Laukien said Bruker would not be commenting on the legal dispute between NanoString and 10x Genomics, which was a major driver of the NanoString's bankruptcy. Last November, the firm was ordered to pay 10x Genomics $31 million in damages as part of a patent infringement lawsuit relating to its GeoMx Digital Spatial Profiler. In December, a European patent court overturned a preliminary injunction against NanoString in its EU patent dispute with 10x, allowing it to resume sales of its CosMx Spatial Molecular Imager in 16 countries in Europe.

Laukien said the company found the deal appealing in that it could acquire at a "very reasonable valuation" a firm that would significantly boost its presence in the spatial biology space.

"The driver was spatial transcriptomics.

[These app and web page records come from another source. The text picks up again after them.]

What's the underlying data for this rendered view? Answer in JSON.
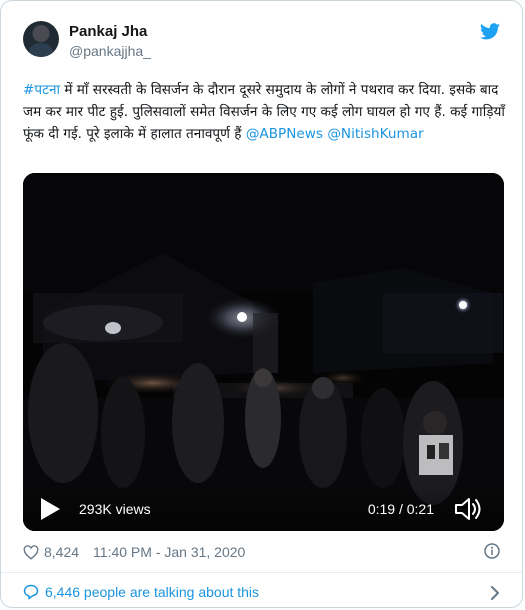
{
  "author": {
    "name": "Pankaj Jha",
    "handle": "@pankajjha_"
  },
  "tweet": {
    "hashtag": "#पटना",
    "body": " में माँ सरस्वती के विसर्जन के दौरान दूसरे समुदाय के लोगों ने पथराव कर दिया. इसके बाद जम कर मार पीट हुई. पुलिसवालों समेत विसर्जन के लिए गए कई लोग घायल हो गए हैं. कई गाड़ियाँ फूंक दी गई. पूरे इलाके में हालात तनावपूर्ण हैं ",
    "mention1": "@ABPNews",
    "mention2": "@NitishKumar"
  },
  "video": {
    "views": "293K views",
    "time": "0:19 / 0:21"
  },
  "meta": {
    "likes": "8,424",
    "timestamp": "11:40 PM - Jan 31, 2020"
  },
  "footer": {
    "talking": "6,446 people are talking about this"
  },
  "icons": {
    "brand": "twitter-bird-icon",
    "play": "play-icon",
    "volume": "volume-icon",
    "like": "heart-icon",
    "info": "info-icon",
    "reply": "speech-bubble-icon",
    "more": "chevron-right-icon"
  },
  "colors": {
    "link": "#1b95e0",
    "text": "#14171a",
    "secondary": "#657786",
    "border": "#ccd6dd"
  }
}
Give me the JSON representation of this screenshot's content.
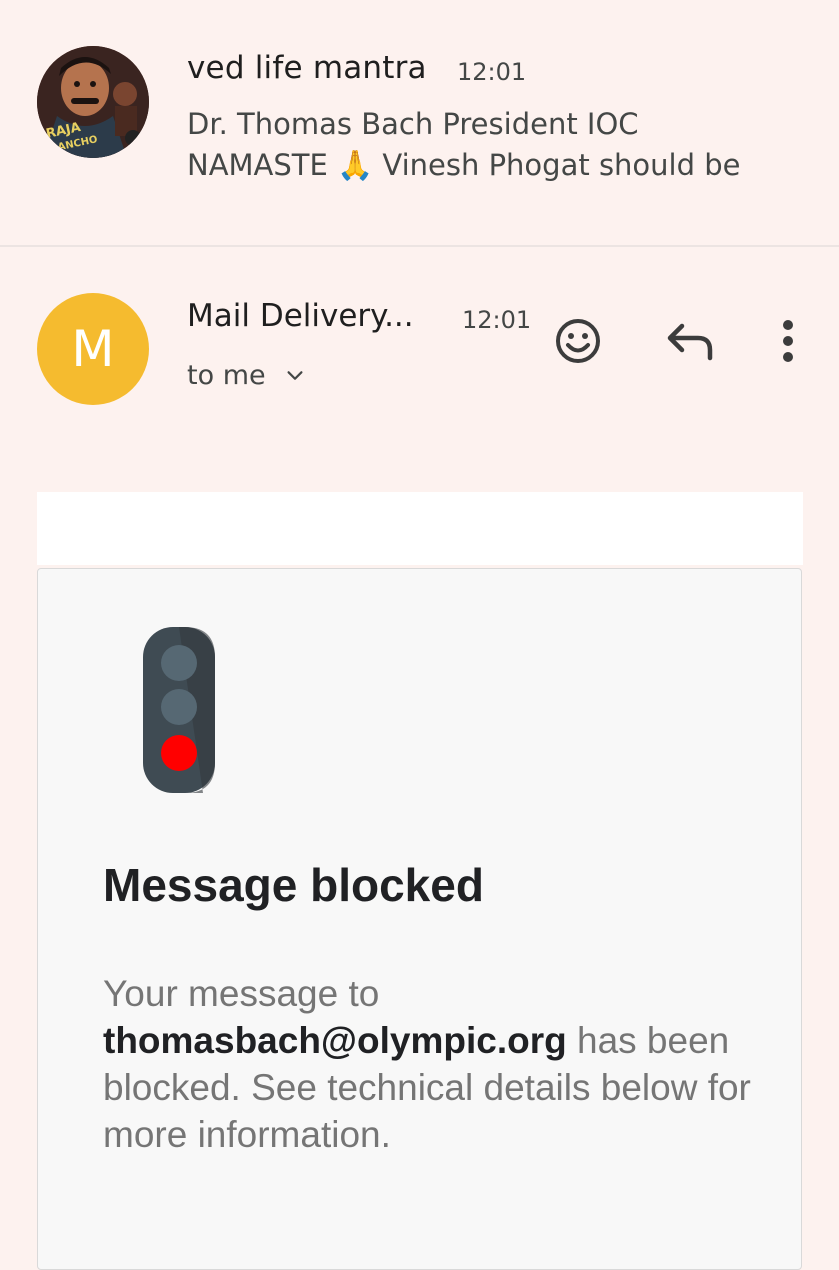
{
  "thread_item": {
    "sender": "ved life mantra",
    "time": "12:01",
    "snippet_line1": "Dr. Thomas Bach President IOC",
    "snippet_line2": "NAMASTE 🙏 Vinesh Phogat should be",
    "avatar_icon": "movie-poster-avatar"
  },
  "message_header": {
    "avatar_letter": "M",
    "avatar_color": "#f5bb2f",
    "sender": "Mail Delivery...",
    "time": "12:01",
    "recipient": "to me",
    "actions": [
      "smiley-face-icon",
      "reply-icon",
      "more-vert-icon"
    ]
  },
  "message_body": {
    "title": "Message blocked",
    "text_before": "Your message to ",
    "email": "thomasbach@olympic.org",
    "text_after": " has been blocked. See technical details below for more information.",
    "icon": "traffic-light-icon"
  }
}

That is a really big deal if you want to be a leader in spatial biology," he said, noting that Bruker has a "complementary but much, much smaller spatial proteomics business" with Canopy Biosciences.

"This really puts us on the map in spatial transcriptomics," Laukien said.

Bruker reported a first quarter net profit of $50.9 million, or $.35 per share, compared with a year-ago net profit of $76.5 million, or $.52 per share. Non-GAAP earnings per share in Q1 2024 were $.53, topping the consensus Wall Street estimate of $.46 per share.

The Billerica, Massachusetts-based company's R&D costs in the quarter increased 18 percent to $81.7 million from $69.0 million, while SG&A spending rose nearly 20 percent to $195.4 million from $162.7 million.

Bruker ended the quarter with cash, cash equivalents, and restricted cash of $343.3 million.

Looking ahead, Bruker raised its revenue guidance for full-year 2024 by $60 million to between $3.29 billion and $3.35 billion, implying 11 percent to 13 percent year-over-year revenue growth. It maintained its prior guidance for organic revenue growth of 5 percent to 7 percent. The company said the EliTech business is expected to generate approximately $100 million in revenues during the remainder of 2024.

Bruker now expects non-GAAP 2024 earnings per share between $2.79 and $2.84, up $.08 from its prior guidance. It said EliTech is expected to add between $.08 and $.10 per share to non-GAAP EPS after acquisition financing costs.

During early morning trading on the Nasdaq, shares of Bruker were down 9 percent to $71.73.